YOUR ASSIGNMENT:
Look through the entries for the string "Dependencies" and copy every line where it shows up.

EXERCISE DATA:
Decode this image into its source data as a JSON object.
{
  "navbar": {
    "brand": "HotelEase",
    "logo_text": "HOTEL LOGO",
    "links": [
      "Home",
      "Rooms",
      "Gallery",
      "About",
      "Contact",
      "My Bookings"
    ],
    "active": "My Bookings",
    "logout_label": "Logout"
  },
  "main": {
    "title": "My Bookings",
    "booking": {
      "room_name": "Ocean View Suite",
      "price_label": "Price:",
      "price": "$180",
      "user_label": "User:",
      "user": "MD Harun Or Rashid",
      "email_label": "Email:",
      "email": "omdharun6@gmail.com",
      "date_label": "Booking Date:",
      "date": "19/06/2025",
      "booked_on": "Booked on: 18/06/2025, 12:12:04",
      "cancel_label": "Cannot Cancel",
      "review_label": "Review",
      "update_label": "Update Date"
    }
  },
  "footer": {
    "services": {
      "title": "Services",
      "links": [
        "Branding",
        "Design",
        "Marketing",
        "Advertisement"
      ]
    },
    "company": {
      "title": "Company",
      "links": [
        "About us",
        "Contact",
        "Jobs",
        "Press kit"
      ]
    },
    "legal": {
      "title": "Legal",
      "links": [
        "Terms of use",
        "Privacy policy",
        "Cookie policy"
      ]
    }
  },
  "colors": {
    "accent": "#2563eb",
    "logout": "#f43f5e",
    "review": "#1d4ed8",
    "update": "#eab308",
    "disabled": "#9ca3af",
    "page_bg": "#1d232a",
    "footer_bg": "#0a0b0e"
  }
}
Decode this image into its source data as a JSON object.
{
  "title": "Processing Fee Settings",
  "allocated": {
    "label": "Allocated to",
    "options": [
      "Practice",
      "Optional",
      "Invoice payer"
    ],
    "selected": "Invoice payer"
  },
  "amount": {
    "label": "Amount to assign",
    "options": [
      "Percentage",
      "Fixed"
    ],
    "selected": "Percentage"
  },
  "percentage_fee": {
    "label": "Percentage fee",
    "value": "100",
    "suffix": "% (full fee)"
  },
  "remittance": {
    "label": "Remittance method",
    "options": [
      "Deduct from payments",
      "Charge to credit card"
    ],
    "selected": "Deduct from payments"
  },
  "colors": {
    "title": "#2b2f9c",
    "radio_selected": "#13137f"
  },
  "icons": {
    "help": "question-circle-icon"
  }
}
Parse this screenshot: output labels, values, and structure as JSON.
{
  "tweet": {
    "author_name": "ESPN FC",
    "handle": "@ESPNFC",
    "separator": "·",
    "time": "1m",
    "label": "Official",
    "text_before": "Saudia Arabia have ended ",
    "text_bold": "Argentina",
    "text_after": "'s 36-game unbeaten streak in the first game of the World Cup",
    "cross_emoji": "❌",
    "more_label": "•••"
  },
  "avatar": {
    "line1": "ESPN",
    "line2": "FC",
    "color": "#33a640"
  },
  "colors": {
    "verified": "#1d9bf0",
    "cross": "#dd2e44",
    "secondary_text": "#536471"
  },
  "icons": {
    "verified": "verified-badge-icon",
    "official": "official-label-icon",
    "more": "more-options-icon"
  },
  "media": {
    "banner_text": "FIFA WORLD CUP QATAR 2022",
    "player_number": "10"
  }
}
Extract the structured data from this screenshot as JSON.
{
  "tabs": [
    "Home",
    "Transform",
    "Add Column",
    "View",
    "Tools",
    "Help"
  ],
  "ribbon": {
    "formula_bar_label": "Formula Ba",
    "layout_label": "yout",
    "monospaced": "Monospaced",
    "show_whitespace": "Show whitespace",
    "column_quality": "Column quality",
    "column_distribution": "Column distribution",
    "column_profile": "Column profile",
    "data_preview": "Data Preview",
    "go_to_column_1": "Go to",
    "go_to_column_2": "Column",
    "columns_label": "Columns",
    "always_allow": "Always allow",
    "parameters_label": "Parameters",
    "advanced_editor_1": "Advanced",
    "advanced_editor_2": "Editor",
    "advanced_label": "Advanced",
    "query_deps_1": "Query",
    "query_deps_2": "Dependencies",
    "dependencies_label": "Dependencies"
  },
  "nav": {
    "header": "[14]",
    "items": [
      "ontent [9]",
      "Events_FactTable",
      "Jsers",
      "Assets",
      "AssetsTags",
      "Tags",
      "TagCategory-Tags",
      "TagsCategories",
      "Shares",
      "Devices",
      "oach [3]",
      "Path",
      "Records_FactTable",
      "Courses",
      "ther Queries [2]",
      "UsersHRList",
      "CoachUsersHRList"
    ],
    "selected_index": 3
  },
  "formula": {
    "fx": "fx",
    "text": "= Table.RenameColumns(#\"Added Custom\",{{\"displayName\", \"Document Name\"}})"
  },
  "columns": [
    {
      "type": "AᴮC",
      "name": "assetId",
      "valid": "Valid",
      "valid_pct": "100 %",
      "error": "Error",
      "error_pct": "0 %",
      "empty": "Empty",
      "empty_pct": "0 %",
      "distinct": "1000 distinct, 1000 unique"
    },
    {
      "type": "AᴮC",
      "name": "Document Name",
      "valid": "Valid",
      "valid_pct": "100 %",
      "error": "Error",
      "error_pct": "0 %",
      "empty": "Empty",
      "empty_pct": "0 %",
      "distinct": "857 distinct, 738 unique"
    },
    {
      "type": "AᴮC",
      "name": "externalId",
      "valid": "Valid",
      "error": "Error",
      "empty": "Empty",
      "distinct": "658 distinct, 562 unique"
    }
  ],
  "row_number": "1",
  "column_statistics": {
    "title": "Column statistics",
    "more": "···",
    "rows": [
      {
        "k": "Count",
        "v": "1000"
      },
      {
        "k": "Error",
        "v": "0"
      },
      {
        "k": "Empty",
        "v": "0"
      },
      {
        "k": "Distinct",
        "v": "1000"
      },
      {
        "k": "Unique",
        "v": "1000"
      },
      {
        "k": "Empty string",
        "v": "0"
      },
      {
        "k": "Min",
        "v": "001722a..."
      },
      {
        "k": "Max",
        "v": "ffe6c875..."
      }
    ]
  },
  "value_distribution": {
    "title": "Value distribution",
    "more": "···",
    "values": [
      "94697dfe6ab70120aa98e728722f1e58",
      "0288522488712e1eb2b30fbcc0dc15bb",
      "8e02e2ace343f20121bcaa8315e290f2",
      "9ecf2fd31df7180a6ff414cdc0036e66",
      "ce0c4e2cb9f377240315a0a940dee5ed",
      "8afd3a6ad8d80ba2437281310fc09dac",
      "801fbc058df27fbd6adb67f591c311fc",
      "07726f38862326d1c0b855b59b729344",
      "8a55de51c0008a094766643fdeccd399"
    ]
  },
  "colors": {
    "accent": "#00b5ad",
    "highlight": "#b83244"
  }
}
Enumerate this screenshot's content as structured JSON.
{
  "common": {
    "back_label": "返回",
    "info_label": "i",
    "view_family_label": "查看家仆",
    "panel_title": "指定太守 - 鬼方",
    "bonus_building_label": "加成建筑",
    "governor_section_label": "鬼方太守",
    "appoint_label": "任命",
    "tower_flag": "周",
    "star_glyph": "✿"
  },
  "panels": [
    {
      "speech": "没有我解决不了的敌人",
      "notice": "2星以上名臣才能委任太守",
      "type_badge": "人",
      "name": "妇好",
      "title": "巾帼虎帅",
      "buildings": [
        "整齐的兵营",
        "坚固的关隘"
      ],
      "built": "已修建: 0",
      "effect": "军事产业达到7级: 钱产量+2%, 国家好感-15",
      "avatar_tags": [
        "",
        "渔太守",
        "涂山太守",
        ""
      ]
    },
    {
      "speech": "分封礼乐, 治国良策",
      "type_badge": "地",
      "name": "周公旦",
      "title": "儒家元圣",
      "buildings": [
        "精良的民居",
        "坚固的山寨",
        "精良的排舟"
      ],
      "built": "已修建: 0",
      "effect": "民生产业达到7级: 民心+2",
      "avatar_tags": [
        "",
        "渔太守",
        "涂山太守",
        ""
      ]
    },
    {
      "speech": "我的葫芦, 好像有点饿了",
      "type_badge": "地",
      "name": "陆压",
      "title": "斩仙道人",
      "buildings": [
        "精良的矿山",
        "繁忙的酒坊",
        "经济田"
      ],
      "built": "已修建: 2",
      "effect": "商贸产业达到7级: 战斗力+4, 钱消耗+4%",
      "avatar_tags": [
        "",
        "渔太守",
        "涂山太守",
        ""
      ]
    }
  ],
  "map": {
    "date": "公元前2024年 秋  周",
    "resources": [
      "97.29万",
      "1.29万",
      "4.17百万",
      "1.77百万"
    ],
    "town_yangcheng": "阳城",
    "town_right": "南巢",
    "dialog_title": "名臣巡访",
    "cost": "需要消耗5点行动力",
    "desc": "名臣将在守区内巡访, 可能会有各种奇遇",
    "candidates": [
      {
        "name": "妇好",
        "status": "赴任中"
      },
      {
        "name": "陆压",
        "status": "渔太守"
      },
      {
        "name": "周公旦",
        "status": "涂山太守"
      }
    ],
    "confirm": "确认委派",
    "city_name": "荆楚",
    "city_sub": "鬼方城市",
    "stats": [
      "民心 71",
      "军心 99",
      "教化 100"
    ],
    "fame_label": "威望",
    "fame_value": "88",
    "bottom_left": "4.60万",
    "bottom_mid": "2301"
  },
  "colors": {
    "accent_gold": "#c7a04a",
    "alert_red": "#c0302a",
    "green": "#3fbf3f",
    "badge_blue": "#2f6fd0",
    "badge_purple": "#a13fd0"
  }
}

PROBLEM SOLUTION:
    "query_deps_2": "Dependencies",
    "dependencies_label": "Dependencies"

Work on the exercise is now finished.